Top of Data

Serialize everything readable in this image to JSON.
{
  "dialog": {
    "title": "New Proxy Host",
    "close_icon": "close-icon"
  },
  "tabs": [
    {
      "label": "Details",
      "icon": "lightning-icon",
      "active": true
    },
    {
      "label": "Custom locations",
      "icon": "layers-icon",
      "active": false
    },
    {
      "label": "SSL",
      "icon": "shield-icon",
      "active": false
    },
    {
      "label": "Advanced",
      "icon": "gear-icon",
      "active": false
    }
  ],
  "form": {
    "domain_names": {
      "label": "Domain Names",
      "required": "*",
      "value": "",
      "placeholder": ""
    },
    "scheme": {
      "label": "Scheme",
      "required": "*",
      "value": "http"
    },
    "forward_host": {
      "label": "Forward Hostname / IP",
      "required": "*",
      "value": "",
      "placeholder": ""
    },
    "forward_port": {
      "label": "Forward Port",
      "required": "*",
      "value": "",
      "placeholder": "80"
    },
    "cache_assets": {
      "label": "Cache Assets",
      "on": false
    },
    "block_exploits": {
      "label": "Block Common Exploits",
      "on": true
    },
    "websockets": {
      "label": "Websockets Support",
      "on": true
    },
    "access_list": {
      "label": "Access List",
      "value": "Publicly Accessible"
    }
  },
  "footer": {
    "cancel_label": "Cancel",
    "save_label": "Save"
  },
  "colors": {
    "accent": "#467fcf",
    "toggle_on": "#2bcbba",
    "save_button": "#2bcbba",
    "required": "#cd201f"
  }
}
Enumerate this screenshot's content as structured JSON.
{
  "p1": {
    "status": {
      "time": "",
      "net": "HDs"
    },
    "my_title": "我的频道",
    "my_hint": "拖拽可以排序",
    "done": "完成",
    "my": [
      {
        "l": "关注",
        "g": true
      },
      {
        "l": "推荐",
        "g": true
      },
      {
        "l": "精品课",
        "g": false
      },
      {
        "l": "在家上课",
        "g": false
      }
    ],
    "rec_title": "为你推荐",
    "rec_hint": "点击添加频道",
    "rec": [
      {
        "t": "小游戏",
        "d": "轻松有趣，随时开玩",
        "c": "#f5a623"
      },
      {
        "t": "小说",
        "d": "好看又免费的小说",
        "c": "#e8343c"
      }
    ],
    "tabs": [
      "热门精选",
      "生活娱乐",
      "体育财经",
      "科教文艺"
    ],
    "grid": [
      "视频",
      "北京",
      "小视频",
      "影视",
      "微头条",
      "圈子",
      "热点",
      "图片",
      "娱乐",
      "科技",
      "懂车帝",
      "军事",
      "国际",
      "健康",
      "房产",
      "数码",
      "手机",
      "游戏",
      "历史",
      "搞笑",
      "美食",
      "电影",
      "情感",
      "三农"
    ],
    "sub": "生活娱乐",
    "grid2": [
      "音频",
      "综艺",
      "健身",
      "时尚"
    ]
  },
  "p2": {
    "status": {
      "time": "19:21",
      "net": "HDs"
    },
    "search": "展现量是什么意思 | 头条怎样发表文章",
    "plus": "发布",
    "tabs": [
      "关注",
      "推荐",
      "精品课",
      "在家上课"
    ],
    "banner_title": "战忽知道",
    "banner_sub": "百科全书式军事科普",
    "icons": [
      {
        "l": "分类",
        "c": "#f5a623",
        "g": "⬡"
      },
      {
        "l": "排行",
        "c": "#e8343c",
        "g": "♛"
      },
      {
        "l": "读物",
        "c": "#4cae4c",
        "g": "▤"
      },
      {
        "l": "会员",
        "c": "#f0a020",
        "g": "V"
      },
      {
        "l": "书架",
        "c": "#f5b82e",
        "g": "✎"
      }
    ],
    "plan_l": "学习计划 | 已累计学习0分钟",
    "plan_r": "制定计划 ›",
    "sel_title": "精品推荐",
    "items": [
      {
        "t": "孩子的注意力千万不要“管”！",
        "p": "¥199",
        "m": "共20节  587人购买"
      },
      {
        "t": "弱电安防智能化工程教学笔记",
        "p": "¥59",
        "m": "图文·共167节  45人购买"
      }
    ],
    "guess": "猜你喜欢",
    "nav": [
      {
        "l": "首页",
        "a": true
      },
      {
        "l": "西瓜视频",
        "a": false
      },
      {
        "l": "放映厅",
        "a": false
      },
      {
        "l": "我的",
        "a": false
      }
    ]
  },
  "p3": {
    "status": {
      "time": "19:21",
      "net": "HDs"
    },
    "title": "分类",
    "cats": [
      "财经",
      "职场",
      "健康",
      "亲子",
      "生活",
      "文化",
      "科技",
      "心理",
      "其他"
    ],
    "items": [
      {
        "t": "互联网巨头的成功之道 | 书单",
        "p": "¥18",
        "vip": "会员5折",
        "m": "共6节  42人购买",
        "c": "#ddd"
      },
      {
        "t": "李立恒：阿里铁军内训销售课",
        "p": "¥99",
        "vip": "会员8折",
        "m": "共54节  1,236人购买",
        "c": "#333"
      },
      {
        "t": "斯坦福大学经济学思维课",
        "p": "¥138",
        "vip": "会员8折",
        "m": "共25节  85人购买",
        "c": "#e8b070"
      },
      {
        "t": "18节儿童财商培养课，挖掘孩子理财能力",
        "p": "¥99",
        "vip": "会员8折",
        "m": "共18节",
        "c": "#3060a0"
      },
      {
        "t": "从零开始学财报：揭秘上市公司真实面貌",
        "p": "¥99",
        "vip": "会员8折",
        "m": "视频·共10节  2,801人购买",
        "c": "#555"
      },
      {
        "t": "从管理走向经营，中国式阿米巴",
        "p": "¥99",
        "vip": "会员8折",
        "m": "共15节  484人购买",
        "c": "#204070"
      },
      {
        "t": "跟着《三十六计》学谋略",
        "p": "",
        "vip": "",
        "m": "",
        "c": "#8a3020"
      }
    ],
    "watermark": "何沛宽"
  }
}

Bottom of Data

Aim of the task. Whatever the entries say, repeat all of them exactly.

Answer to this exercise.
Serialize everything readable in this image to JSON.
{
  "dialog": {
    "title": "New Proxy Host",
    "close_icon": "close-icon"
  },
  "tabs": [
    {
      "label": "Details",
      "icon": "lightning-icon",
      "active": true
    },
    {
      "label": "Custom locations",
      "icon": "layers-icon",
      "active": false
    },
    {
      "label": "SSL",
      "icon": "shield-icon",
      "active": false
    },
    {
      "label": "Advanced",
      "icon": "gear-icon",
      "active": false
    }
  ],
  "form": {
    "domain_names": {
      "label": "Domain Names",
      "required": "*",
      "value": "",
      "placeholder": ""
    },
    "scheme": {
      "label": "Scheme",
      "required": "*",
      "value": "http"
    },
    "forward_host": {
      "label": "Forward Hostname / IP",
      "required": "*",
      "value": "",
      "placeholder": ""
    },
    "forward_port": {
      "label": "Forward Port",
      "required": "*",
      "value": "",
      "placeholder": "80"
    },
    "cache_assets": {
      "label": "Cache Assets",
      "on": false
    },
    "block_exploits": {
      "label": "Block Common Exploits",
      "on": true
    },
    "websockets": {
      "label": "Websockets Support",
      "on": true
    },
    "access_list": {
      "label": "Access List",
      "value": "Publicly Accessible"
    }
  },
  "footer": {
    "cancel_label": "Cancel",
    "save_label": "Save"
  },
  "colors": {
    "accent": "#467fcf",
    "toggle_on": "#2bcbba",
    "save_button": "#2bcbba",
    "required": "#cd201f"
  }
}
Enumerate this screenshot's content as structured JSON.
{
  "p1": {
    "status": {
      "time": "",
      "net": "HDs"
    },
    "my_title": "我的频道",
    "my_hint": "拖拽可以排序",
    "done": "完成",
    "my": [
      {
        "l": "关注",
        "g": true
      },
      {
        "l": "推荐",
        "g": true
      },
      {
        "l": "精品课",
        "g": false
      },
      {
        "l": "在家上课",
        "g": false
      }
    ],
    "rec_title": "为你推荐",
    "rec_hint": "点击添加频道",
    "rec": [
      {
        "t": "小游戏",
        "d": "轻松有趣，随时开玩",
        "c": "#f5a623"
      },
      {
        "t": "小说",
        "d": "好看又免费的小说",
        "c": "#e8343c"
      }
    ],
    "tabs": [
      "热门精选",
      "生活娱乐",
      "体育财经",
      "科教文艺"
    ],
    "grid": [
      "视频",
      "北京",
      "小视频",
      "影视",
      "微头条",
      "圈子",
      "热点",
      "图片",
      "娱乐",
      "科技",
      "懂车帝",
      "军事",
      "国际",
      "健康",
      "房产",
      "数码",
      "手机",
      "游戏",
      "历史",
      "搞笑",
      "美食",
      "电影",
      "情感",
      "三农"
    ],
    "sub": "生活娱乐",
    "grid2": [
      "音频",
      "综艺",
      "健身",
      "时尚"
    ]
  },
  "p2": {
    "status": {
      "time": "19:21",
      "net": "HDs"
    },
    "search": "展现量是什么意思 | 头条怎样发表文章",
    "plus": "发布",
    "tabs": [
      "关注",
      "推荐",
      "精品课",
      "在家上课"
    ],
    "banner_title": "战忽知道",
    "banner_sub": "百科全书式军事科普",
    "icons": [
      {
        "l": "分类",
        "c": "#f5a623",
        "g": "⬡"
      },
      {
        "l": "排行",
        "c": "#e8343c",
        "g": "♛"
      },
      {
        "l": "读物",
        "c": "#4cae4c",
        "g": "▤"
      },
      {
        "l": "会员",
        "c": "#f0a020",
        "g": "V"
      },
      {
        "l": "书架",
        "c": "#f5b82e",
        "g": "✎"
      }
    ],
    "plan_l": "学习计划 | 已累计学习0分钟",
    "plan_r": "制定计划 ›",
    "sel_title": "精品推荐",
    "items": [
      {
        "t": "孩子的注意力千万不要“管”！",
        "p": "¥199",
        "m": "共20节  587人购买"
      },
      {
        "t": "弱电安防智能化工程教学笔记",
        "p": "¥59",
        "m": "图文·共167节  45人购买"
      }
    ],
    "guess": "猜你喜欢",
    "nav": [
      {
        "l": "首页",
        "a": true
      },
      {
        "l": "西瓜视频",
        "a": false
      },
      {
        "l": "放映厅",
        "a": false
      },
      {
        "l": "我的",
        "a": false
      }
    ]
  },
  "p3": {
    "status": {
      "time": "19:21",
      "net": "HDs"
    },
    "title": "分类",
    "cats": [
      "财经",
      "职场",
      "健康",
      "亲子",
      "生活",
      "文化",
      "科技",
      "心理",
      "其他"
    ],
    "items": [
      {
        "t": "互联网巨头的成功之道 | 书单",
        "p": "¥18",
        "vip": "会员5折",
        "m": "共6节  42人购买",
        "c": "#ddd"
      },
      {
        "t": "李立恒：阿里铁军内训销售课",
        "p": "¥99",
        "vip": "会员8折",
        "m": "共54节  1,236人购买",
        "c": "#333"
      },
      {
        "t": "斯坦福大学经济学思维课",
        "p": "¥138",
        "vip": "会员8折",
        "m": "共25节  85人购买",
        "c": "#e8b070"
      },
      {
        "t": "18节儿童财商培养课，挖掘孩子理财能力",
        "p": "¥99",
        "vip": "会员8折",
        "m": "共18节",
        "c": "#3060a0"
      },
      {
        "t": "从零开始学财报：揭秘上市公司真实面貌",
        "p": "¥99",
        "vip": "会员8折",
        "m": "视频·共10节  2,801人购买",
        "c": "#555"
      },
      {
        "t": "从管理走向经营，中国式阿米巴",
        "p": "¥99",
        "vip": "会员8折",
        "m": "共15节  484人购买",
        "c": "#204070"
      },
      {
        "t": "跟着《三十六计》学谋略",
        "p": "",
        "vip": "",
        "m": "",
        "c": "#8a3020"
      }
    ],
    "watermark": "何沛宽"
  }
}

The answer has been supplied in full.